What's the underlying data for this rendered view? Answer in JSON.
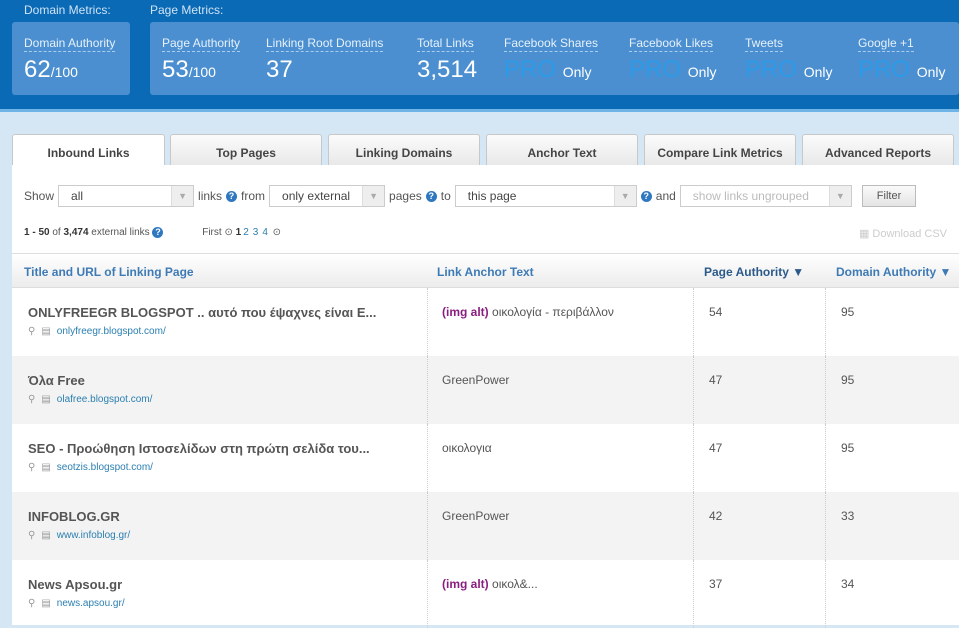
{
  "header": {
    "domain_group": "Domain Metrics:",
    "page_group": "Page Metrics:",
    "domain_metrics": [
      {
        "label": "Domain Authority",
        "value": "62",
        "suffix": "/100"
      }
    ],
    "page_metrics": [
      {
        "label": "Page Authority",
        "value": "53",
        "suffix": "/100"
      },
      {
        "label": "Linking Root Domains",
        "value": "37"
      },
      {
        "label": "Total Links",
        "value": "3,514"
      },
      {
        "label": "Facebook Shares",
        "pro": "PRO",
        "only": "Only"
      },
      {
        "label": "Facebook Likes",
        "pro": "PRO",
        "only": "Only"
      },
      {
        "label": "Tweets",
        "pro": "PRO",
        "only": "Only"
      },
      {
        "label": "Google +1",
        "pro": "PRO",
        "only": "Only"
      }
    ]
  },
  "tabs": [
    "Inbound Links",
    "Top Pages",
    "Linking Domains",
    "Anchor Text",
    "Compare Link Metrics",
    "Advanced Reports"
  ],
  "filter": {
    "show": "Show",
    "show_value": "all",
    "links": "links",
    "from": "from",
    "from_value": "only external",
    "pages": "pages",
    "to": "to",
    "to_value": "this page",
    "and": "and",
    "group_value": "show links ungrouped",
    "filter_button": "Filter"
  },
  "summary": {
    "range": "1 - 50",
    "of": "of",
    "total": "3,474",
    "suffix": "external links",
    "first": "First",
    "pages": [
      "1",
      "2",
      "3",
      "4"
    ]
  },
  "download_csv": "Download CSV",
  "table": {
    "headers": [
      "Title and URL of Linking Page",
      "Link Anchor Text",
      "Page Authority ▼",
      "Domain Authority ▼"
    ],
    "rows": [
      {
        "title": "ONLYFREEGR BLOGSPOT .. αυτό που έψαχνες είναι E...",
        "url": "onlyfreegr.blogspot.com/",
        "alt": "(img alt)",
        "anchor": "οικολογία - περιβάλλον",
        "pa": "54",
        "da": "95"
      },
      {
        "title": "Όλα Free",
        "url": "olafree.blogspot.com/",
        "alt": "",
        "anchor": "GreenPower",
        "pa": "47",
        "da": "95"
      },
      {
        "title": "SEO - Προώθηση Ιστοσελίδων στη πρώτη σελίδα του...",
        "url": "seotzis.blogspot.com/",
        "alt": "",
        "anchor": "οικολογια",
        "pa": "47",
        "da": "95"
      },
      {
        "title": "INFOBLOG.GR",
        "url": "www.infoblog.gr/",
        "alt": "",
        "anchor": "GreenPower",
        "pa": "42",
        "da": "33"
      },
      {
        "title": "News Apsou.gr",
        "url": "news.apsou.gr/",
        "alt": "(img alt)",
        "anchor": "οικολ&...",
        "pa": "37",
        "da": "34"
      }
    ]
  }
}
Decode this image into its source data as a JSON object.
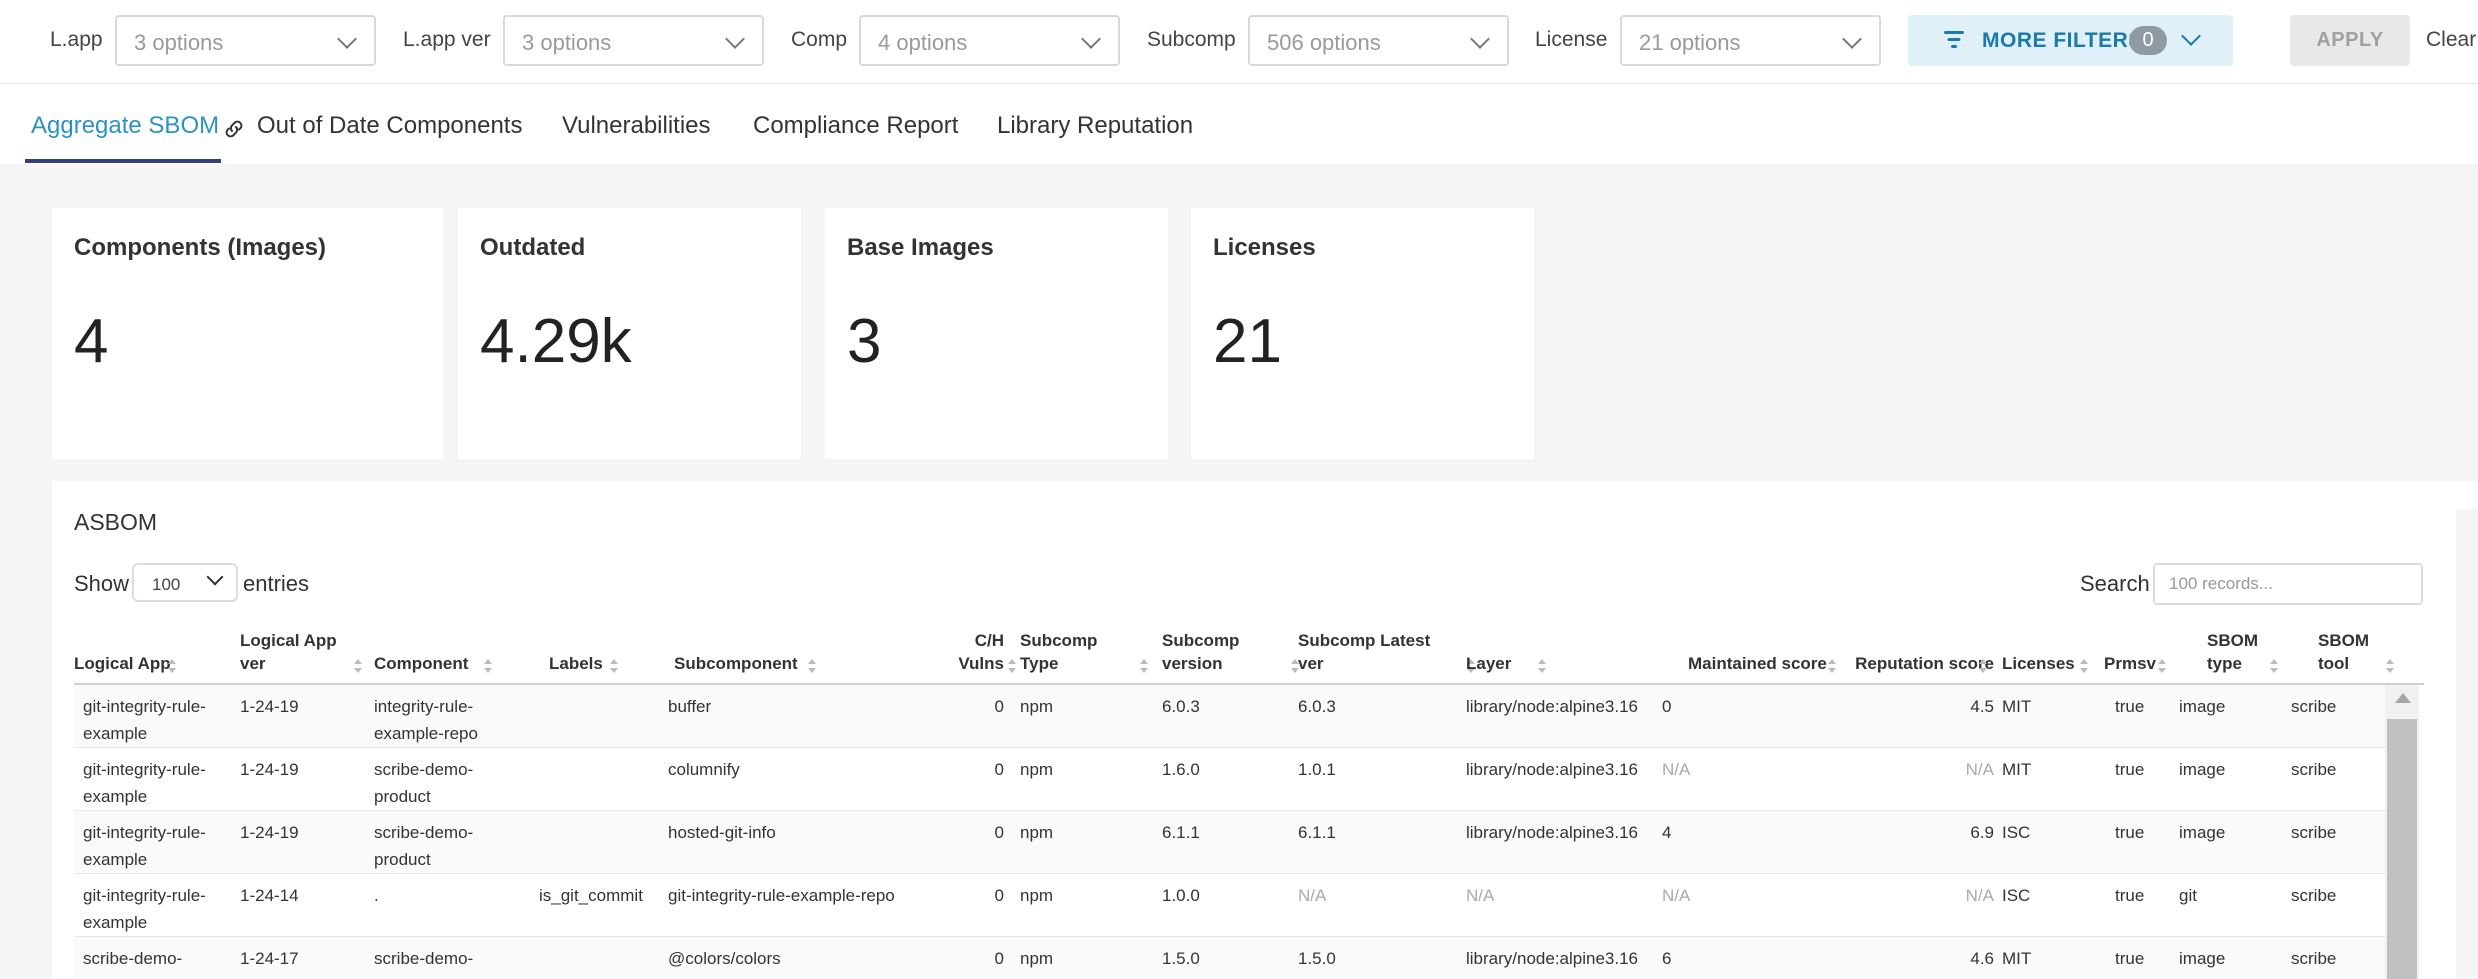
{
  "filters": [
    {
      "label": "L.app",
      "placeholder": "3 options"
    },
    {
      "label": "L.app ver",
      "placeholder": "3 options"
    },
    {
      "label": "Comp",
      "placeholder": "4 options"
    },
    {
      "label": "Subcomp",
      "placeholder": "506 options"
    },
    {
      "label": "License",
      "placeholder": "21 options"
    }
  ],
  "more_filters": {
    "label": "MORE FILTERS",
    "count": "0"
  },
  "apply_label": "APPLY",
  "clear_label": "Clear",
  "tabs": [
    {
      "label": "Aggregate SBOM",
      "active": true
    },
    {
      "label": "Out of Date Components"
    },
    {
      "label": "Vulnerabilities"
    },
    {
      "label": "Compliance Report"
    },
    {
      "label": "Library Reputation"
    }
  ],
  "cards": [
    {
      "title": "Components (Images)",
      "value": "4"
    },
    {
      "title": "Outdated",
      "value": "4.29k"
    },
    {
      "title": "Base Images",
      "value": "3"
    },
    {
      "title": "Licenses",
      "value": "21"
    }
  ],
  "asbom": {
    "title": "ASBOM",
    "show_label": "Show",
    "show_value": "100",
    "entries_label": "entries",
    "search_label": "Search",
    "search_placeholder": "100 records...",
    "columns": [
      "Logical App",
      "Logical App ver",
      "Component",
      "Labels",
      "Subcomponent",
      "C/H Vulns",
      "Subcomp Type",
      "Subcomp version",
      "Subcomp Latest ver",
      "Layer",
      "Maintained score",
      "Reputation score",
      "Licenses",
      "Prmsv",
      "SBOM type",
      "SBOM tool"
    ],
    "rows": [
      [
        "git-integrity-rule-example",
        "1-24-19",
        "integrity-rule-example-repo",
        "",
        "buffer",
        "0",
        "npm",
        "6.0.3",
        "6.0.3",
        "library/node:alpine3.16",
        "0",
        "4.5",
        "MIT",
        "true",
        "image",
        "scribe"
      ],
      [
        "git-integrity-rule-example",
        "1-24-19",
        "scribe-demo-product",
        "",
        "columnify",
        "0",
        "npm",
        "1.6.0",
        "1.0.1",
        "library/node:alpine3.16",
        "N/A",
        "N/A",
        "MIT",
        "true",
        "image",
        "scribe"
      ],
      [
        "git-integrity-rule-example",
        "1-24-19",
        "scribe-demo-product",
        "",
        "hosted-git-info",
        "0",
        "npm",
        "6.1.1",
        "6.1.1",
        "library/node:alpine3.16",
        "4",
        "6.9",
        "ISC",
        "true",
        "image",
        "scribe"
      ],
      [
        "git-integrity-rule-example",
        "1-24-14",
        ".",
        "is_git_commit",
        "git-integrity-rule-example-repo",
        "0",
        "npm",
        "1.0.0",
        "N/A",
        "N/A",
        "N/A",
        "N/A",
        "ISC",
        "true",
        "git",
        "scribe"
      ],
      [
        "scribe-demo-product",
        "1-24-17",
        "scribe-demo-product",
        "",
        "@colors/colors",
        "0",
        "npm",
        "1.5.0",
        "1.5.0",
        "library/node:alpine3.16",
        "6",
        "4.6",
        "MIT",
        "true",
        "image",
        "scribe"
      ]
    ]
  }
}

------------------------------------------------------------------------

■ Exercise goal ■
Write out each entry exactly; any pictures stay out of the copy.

■ Solution to the problem ■
What's the underlying data for this rendered view? Answer in JSON.
{
  "header": {
    "domain_group": "Domain Metrics:",
    "page_group": "Page Metrics:",
    "domain_metrics": [
      {
        "label": "Domain Authority",
        "value": "62",
        "suffix": "/100"
      }
    ],
    "page_metrics": [
      {
        "label": "Page Authority",
        "value": "53",
        "suffix": "/100"
      },
      {
        "label": "Linking Root Domains",
        "value": "37"
      },
      {
        "label": "Total Links",
        "value": "3,514"
      },
      {
        "label": "Facebook Shares",
        "pro": "PRO",
        "only": "Only"
      },
      {
        "label": "Facebook Likes",
        "pro": "PRO",
        "only": "Only"
      },
      {
        "label": "Tweets",
        "pro": "PRO",
        "only": "Only"
      },
      {
        "label": "Google +1",
        "pro": "PRO",
        "only": "Only"
      }
    ]
  },
  "tabs": [
    "Inbound Links",
    "Top Pages",
    "Linking Domains",
    "Anchor Text",
    "Compare Link Metrics",
    "Advanced Reports"
  ],
  "filter": {
    "show": "Show",
    "show_value": "all",
    "links": "links",
    "from": "from",
    "from_value": "only external",
    "pages": "pages",
    "to": "to",
    "to_value": "this page",
    "and": "and",
    "group_value": "show links ungrouped",
    "filter_button": "Filter"
  },
  "summary": {
    "range": "1 - 50",
    "of": "of",
    "total": "3,474",
    "suffix": "external links",
    "first": "First",
    "pages": [
      "1",
      "2",
      "3",
      "4"
    ]
  },
  "download_csv": "Download CSV",
  "table": {
    "headers": [
      "Title and URL of Linking Page",
      "Link Anchor Text",
      "Page Authority ▼",
      "Domain Authority ▼"
    ],
    "rows": [
      {
        "title": "ONLYFREEGR BLOGSPOT .. αυτό που έψαχνες είναι E...",
        "url": "onlyfreegr.blogspot.com/",
        "alt": "(img alt)",
        "anchor": "οικολογία - περιβάλλον",
        "pa": "54",
        "da": "95"
      },
      {
        "title": "Όλα Free",
        "url": "olafree.blogspot.com/",
        "alt": "",
        "anchor": "GreenPower",
        "pa": "47",
        "da": "95"
      },
      {
        "title": "SEO - Προώθηση Ιστοσελίδων στη πρώτη σελίδα του...",
        "url": "seotzis.blogspot.com/",
        "alt": "",
        "anchor": "οικολογια",
        "pa": "47",
        "da": "95"
      },
      {
        "title": "INFOBLOG.GR",
        "url": "www.infoblog.gr/",
        "alt": "",
        "anchor": "GreenPower",
        "pa": "42",
        "da": "33"
      },
      {
        "title": "News Apsou.gr",
        "url": "news.apsou.gr/",
        "alt": "(img alt)",
        "anchor": "οικολ&...",
        "pa": "37",
        "da": "34"
      }
    ]
  }
}
Decode this image into its source data as a JSON object.
{
  "filters": [
    {
      "label": "L.app",
      "placeholder": "3 options"
    },
    {
      "label": "L.app ver",
      "placeholder": "3 options"
    },
    {
      "label": "Comp",
      "placeholder": "4 options"
    },
    {
      "label": "Subcomp",
      "placeholder": "506 options"
    },
    {
      "label": "License",
      "placeholder": "21 options"
    }
  ],
  "more_filters": {
    "label": "MORE FILTERS",
    "count": "0"
  },
  "apply_label": "APPLY",
  "clear_label": "Clear",
  "tabs": [
    {
      "label": "Aggregate SBOM",
      "active": true
    },
    {
      "label": "Out of Date Components"
    },
    {
      "label": "Vulnerabilities"
    },
    {
      "label": "Compliance Report"
    },
    {
      "label": "Library Reputation"
    }
  ],
  "cards": [
    {
      "title": "Components (Images)",
      "value": "4"
    },
    {
      "title": "Outdated",
      "value": "4.29k"
    },
    {
      "title": "Base Images",
      "value": "3"
    },
    {
      "title": "Licenses",
      "value": "21"
    }
  ],
  "asbom": {
    "title": "ASBOM",
    "show_label": "Show",
    "show_value": "100",
    "entries_label": "entries",
    "search_label": "Search",
    "search_placeholder": "100 records...",
    "columns": [
      "Logical App",
      "Logical App ver",
      "Component",
      "Labels",
      "Subcomponent",
      "C/H Vulns",
      "Subcomp Type",
      "Subcomp version",
      "Subcomp Latest ver",
      "Layer",
      "Maintained score",
      "Reputation score",
      "Licenses",
      "Prmsv",
      "SBOM type",
      "SBOM tool"
    ],
    "rows": [
      [
        "git-integrity-rule-example",
        "1-24-19",
        "integrity-rule-example-repo",
        "",
        "buffer",
        "0",
        "npm",
        "6.0.3",
        "6.0.3",
        "library/node:alpine3.16",
        "0",
        "4.5",
        "MIT",
        "true",
        "image",
        "scribe"
      ],
      [
        "git-integrity-rule-example",
        "1-24-19",
        "scribe-demo-product",
        "",
        "columnify",
        "0",
        "npm",
        "1.6.0",
        "1.0.1",
        "library/node:alpine3.16",
        "N/A",
        "N/A",
        "MIT",
        "true",
        "image",
        "scribe"
      ],
      [
        "git-integrity-rule-example",
        "1-24-19",
        "scribe-demo-product",
        "",
        "hosted-git-info",
        "0",
        "npm",
        "6.1.1",
        "6.1.1",
        "library/node:alpine3.16",
        "4",
        "6.9",
        "ISC",
        "true",
        "image",
        "scribe"
      ],
      [
        "git-integrity-rule-example",
        "1-24-14",
        ".",
        "is_git_commit",
        "git-integrity-rule-example-repo",
        "0",
        "npm",
        "1.0.0",
        "N/A",
        "N/A",
        "N/A",
        "N/A",
        "ISC",
        "true",
        "git",
        "scribe"
      ],
      [
        "scribe-demo-product",
        "1-24-17",
        "scribe-demo-product",
        "",
        "@colors/colors",
        "0",
        "npm",
        "1.5.0",
        "1.5.0",
        "library/node:alpine3.16",
        "6",
        "4.6",
        "MIT",
        "true",
        "image",
        "scribe"
      ]
    ]
  }
}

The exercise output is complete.